|RYNO: The Phillie-in-training|
He signed out of North Central High School in Spokane, Wash., back in 1978, played with assorted Phillies minor league affiliates and got in his first major league appearances with Philadelphia near the end of the 1981 season (one hit in six at-bats, 13 games played overall).
AND ON FRIDAY, the Philadelphia National League ball club named the 53-year-old Sandberg as their new manager. He gets to finish out the season, which thus far hasn’t been much better than either of the Chicago ball clubs.
|RYNO: The Cubbie all-star|
If only it weren’t for those couple of decades that Sandberg spent with the Chicago Cubs – both as an infielder whose play was good enough to get him into the Baseball Hall of Fame and as a manager of Cubs minor league affiliates. Maybe we can pretend the “Cubs” never happened! Although acquiring Sandberg as a minor league throw-in to balance out a trade of aging Phillies shortstop Larry Bowa for younger Cubs shortstop Ivan Dejesus was one of the few times the Cubs did something right!
Yes, there are those Cubs fans on Friday who are disgusted that one of their favorite team’s most popular ballplayers is now in charge of another team – and that they’ll have to see him as “the enemy” when the Phillies come to Chicago Aug. 30-Sept. 1.
|TRAMMELL & WHITAKER: Ought to be in Hall|
Could Sandberg really have been any worse than Herman Franks, Jim Essian or Jim Lefebvre in terms of leading the Cubs to dismal won-loss records? Probably not.
But there is one reason that Sandberg probably is better off never having been responsible for the home team lineup card at Wrigley Field.
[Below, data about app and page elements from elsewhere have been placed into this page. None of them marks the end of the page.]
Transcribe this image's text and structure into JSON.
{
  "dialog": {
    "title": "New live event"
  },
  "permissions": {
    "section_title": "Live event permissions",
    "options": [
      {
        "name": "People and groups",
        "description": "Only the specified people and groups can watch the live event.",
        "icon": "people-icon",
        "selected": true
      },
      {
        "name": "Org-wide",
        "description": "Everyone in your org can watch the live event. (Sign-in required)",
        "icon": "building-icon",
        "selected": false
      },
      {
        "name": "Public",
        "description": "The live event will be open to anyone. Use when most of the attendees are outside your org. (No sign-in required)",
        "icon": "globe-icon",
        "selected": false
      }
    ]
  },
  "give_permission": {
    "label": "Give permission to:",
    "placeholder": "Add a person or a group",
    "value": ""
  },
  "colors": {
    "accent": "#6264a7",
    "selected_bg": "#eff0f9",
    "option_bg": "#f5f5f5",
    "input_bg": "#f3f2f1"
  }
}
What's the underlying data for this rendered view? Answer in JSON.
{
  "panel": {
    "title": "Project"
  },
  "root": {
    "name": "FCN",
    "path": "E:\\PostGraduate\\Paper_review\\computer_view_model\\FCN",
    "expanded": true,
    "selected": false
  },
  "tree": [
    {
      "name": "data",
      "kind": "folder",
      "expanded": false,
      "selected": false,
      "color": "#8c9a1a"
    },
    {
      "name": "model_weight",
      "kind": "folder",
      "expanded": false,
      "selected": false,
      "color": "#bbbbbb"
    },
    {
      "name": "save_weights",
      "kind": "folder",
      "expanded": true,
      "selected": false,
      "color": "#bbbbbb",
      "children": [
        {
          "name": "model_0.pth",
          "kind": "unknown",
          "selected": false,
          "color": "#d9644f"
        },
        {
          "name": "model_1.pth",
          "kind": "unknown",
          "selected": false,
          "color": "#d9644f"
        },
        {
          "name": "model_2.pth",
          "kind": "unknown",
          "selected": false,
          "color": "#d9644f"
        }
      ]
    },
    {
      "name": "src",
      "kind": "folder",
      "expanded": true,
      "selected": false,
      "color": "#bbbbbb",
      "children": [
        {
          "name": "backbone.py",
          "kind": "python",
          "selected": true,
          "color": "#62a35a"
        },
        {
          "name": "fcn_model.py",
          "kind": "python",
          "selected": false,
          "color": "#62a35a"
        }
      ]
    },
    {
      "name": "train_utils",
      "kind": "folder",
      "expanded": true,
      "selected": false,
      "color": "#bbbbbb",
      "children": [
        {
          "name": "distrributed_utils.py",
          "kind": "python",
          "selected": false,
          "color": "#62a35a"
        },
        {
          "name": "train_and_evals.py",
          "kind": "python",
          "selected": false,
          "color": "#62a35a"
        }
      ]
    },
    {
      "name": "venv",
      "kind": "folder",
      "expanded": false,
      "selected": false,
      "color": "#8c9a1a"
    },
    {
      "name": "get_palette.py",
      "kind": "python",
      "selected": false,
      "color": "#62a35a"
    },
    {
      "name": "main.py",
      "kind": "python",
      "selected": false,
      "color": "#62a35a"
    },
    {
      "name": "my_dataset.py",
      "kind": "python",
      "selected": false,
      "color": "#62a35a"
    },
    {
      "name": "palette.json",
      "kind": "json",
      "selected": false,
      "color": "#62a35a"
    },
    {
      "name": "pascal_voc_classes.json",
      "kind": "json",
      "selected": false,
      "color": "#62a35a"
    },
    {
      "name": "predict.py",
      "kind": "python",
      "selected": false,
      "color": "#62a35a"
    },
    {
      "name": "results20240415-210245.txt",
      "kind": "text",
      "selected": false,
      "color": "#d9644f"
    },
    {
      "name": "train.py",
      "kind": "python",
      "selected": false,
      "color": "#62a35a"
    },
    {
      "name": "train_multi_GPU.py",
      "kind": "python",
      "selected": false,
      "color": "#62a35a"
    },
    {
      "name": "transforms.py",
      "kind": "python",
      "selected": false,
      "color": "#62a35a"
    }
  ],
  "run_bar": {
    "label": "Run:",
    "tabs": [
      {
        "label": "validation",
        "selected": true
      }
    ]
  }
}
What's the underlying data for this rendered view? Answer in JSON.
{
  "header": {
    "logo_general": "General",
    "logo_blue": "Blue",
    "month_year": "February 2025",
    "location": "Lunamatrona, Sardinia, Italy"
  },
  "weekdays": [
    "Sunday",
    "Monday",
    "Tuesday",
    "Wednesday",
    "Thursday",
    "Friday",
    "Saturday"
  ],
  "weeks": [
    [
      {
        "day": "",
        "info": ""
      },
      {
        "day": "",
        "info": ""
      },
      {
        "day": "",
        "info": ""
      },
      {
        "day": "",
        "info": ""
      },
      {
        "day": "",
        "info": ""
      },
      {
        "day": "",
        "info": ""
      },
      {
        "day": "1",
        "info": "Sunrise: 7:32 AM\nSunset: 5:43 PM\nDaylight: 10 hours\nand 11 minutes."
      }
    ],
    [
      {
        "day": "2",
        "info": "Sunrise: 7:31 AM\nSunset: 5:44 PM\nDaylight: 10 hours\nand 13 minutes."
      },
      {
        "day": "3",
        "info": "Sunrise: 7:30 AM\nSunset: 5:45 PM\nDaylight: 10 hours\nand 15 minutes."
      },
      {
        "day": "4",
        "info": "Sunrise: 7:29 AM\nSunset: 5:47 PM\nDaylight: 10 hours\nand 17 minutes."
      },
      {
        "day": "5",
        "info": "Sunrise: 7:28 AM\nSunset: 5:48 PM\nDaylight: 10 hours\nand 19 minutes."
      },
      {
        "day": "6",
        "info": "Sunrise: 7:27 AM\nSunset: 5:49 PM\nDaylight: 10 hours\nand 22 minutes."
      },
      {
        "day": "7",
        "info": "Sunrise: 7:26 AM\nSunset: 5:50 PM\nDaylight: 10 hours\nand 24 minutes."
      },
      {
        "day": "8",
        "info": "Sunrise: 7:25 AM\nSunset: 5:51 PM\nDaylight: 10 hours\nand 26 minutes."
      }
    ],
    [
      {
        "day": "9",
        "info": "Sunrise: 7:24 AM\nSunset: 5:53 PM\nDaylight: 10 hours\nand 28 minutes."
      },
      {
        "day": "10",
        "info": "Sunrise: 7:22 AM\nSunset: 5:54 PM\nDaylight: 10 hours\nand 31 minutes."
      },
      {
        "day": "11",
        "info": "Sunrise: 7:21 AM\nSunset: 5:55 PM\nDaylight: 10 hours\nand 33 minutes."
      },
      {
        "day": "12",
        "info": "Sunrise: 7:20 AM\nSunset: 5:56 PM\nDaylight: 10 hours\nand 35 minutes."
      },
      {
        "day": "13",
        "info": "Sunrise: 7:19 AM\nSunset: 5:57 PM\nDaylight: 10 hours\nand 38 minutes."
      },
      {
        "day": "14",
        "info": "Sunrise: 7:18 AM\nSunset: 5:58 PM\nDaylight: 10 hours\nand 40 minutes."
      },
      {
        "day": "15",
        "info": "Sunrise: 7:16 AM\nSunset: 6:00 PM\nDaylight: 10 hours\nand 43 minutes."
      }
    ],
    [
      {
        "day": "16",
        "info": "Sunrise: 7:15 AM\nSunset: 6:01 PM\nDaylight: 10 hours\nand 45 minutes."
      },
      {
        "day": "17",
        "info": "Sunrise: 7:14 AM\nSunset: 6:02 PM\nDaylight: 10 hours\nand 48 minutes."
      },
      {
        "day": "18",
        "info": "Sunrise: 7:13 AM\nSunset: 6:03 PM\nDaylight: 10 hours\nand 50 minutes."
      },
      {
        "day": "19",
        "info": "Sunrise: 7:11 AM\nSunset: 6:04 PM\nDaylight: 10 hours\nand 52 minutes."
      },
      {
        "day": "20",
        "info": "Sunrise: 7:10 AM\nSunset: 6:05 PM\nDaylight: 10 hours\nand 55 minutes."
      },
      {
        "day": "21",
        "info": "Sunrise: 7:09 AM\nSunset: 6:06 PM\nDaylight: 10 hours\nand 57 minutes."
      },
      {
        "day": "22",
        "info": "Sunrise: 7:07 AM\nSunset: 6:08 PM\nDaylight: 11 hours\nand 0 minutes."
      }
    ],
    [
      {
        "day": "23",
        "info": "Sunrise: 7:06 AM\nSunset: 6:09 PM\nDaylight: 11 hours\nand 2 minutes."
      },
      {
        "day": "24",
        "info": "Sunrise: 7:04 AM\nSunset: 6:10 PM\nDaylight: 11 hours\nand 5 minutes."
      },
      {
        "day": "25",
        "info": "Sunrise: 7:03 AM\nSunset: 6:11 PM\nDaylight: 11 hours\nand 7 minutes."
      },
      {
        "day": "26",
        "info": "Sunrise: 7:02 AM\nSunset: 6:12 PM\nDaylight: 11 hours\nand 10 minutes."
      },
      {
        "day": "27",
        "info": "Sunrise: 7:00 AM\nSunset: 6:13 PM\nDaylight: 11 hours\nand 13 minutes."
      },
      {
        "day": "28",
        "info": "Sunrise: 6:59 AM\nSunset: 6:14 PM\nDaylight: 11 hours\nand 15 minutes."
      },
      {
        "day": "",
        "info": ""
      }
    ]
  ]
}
He would have had a lot of losses to his record, and that could have diminished his reputation.
|VENTURA: Was '12 or '13 the fluke?|
HE LATER GOT a chance to manage the Tigers for three seasons – including that atrocious season in Detroit when the Tigers lost 119 games Which ought to put the trashy seasons we’re seeing this year in Chicago into perspective; one-time White Sox third baseman-turned-manager Robin Ventura isn't anywhere near as awful this season, and was far better last year.
How many Tigers fans can reminisce about Trammell and the ‘80s teams (a World Series victory in ’84 and a division title in ’87) without also remembering the year their team came within a single game of losing more than the 1962 New York Mets?